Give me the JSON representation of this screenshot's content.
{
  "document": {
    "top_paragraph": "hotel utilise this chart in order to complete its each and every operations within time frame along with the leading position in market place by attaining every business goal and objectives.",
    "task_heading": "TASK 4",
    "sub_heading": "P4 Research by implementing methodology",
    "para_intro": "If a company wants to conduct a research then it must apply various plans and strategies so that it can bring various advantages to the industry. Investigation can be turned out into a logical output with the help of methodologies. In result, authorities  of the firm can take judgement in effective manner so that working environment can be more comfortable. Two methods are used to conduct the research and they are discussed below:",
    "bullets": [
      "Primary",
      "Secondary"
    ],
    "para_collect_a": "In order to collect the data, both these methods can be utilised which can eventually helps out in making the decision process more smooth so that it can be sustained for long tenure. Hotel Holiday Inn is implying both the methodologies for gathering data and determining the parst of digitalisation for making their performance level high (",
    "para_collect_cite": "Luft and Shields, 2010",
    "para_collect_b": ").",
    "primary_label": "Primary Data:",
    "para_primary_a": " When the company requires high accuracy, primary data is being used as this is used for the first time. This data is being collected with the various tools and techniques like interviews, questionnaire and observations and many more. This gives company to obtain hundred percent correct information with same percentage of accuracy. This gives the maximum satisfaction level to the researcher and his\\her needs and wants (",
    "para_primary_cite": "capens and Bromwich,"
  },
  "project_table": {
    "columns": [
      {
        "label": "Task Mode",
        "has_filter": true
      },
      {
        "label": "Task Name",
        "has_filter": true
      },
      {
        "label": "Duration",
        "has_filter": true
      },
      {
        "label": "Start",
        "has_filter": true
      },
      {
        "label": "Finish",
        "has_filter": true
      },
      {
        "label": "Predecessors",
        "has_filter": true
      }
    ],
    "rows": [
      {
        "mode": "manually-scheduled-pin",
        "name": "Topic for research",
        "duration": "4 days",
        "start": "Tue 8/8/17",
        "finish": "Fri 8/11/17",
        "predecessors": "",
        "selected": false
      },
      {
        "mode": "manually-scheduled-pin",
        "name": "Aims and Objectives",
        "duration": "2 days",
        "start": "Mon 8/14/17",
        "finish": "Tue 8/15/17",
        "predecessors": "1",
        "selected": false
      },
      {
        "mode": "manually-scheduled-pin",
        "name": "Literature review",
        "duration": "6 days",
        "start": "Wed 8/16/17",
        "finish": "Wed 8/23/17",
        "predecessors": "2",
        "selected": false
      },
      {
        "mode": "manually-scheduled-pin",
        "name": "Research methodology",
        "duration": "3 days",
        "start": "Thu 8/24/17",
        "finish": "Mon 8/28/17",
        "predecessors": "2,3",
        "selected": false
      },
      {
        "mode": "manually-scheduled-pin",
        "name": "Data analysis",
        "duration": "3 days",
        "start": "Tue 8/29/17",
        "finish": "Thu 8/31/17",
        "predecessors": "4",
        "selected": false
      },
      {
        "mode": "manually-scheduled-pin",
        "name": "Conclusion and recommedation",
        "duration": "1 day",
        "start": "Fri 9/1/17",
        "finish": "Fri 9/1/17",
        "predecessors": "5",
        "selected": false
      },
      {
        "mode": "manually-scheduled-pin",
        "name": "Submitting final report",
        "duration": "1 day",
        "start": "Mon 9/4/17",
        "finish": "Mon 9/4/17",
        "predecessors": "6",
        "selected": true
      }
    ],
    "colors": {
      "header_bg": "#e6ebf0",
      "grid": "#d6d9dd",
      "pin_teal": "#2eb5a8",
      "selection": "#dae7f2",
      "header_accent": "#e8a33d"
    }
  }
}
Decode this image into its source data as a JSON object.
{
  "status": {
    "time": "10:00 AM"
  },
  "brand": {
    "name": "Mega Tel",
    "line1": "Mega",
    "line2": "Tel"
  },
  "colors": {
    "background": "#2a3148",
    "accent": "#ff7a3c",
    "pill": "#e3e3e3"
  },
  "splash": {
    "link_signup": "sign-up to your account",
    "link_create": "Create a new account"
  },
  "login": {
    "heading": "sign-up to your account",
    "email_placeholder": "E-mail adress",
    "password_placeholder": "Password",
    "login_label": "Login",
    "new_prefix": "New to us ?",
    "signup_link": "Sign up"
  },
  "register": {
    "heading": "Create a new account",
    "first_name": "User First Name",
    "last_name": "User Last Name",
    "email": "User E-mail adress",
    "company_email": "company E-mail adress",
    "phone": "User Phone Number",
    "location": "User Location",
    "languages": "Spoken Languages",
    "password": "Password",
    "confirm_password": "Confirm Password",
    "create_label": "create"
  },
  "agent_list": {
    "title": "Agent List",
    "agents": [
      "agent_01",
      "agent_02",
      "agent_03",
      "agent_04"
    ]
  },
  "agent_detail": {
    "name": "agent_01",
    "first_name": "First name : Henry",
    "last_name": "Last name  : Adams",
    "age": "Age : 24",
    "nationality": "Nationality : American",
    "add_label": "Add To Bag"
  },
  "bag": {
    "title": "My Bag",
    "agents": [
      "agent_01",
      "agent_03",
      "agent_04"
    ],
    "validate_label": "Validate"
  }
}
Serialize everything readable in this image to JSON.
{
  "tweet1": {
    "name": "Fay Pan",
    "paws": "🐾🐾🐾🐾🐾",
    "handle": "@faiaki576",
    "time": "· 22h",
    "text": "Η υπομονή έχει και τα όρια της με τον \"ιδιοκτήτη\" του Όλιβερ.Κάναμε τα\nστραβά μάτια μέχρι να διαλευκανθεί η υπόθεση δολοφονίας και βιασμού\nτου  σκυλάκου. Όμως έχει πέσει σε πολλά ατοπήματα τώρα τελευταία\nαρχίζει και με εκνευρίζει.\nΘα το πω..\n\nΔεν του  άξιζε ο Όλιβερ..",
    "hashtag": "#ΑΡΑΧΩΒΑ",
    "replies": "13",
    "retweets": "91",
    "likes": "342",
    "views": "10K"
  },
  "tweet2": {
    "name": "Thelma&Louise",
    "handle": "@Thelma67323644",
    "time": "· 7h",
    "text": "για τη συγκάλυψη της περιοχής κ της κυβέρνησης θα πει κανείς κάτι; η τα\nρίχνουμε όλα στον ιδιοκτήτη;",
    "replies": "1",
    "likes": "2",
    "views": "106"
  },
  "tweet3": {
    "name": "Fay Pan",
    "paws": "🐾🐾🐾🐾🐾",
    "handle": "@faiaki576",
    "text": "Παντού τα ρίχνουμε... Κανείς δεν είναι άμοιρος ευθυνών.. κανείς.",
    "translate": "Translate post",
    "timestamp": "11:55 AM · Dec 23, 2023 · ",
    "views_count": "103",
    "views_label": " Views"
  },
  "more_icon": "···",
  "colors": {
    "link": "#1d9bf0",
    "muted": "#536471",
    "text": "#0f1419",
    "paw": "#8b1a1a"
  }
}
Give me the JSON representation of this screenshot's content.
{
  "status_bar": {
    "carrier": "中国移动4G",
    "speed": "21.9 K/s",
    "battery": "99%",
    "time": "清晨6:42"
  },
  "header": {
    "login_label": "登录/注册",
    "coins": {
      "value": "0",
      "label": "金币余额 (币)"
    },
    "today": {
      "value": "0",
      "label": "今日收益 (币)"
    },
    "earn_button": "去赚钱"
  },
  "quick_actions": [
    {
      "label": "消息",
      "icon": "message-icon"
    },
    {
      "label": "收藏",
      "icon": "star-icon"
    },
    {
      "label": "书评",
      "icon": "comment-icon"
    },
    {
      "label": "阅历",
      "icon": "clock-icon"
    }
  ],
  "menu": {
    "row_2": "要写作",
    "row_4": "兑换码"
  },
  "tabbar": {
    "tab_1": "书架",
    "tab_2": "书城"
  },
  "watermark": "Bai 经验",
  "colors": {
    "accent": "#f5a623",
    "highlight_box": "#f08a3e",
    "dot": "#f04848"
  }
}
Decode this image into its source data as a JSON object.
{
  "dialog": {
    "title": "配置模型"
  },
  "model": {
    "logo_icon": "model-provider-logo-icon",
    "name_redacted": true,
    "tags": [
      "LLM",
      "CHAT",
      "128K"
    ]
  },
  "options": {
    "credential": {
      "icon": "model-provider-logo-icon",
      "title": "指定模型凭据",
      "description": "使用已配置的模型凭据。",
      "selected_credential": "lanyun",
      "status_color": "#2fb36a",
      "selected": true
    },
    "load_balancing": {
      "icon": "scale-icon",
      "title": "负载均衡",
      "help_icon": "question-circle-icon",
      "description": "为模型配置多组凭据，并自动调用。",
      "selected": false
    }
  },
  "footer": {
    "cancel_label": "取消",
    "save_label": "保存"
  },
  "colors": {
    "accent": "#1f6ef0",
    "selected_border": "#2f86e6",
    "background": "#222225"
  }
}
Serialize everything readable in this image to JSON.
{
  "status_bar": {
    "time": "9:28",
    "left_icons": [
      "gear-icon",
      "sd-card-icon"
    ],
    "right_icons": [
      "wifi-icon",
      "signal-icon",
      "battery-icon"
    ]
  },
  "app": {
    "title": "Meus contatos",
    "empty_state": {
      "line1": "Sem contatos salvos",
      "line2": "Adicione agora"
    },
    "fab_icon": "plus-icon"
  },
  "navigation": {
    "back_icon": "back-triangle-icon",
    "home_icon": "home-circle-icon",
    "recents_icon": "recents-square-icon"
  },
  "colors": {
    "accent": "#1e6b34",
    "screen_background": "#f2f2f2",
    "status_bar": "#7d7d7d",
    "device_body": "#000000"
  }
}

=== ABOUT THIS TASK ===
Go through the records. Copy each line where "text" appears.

=== EXERCISE RESULT ===
    "text": "Η υπομονή έχει και τα όρια της με τον \"ιδιοκτήτη\" του Όλιβερ.Κάναμε τα\nστραβά μάτια μέχρι να διαλευκανθεί η υπόθεση δολοφονίας και βιασμού\nτου  σκυλάκου. Όμως έχει πέσει σε πολλά ατοπήματα τώρα τελευταία\nαρχίζει και με εκνευρίζει.\nΘα το πω..\n\nΔεν του  άξιζε ο Όλιβερ..",
    "text": "για τη συγκάλυψη της περιοχής κ της κυβέρνησης θα πει κανείς κάτι; η τα\nρίχνουμε όλα στον ιδιοκτήτη;",
    "text": "Παντού τα ρίχνουμε... Κανείς δεν είναι άμοιρος ευθυνών.. κανείς.",
    "text": "#0f1419",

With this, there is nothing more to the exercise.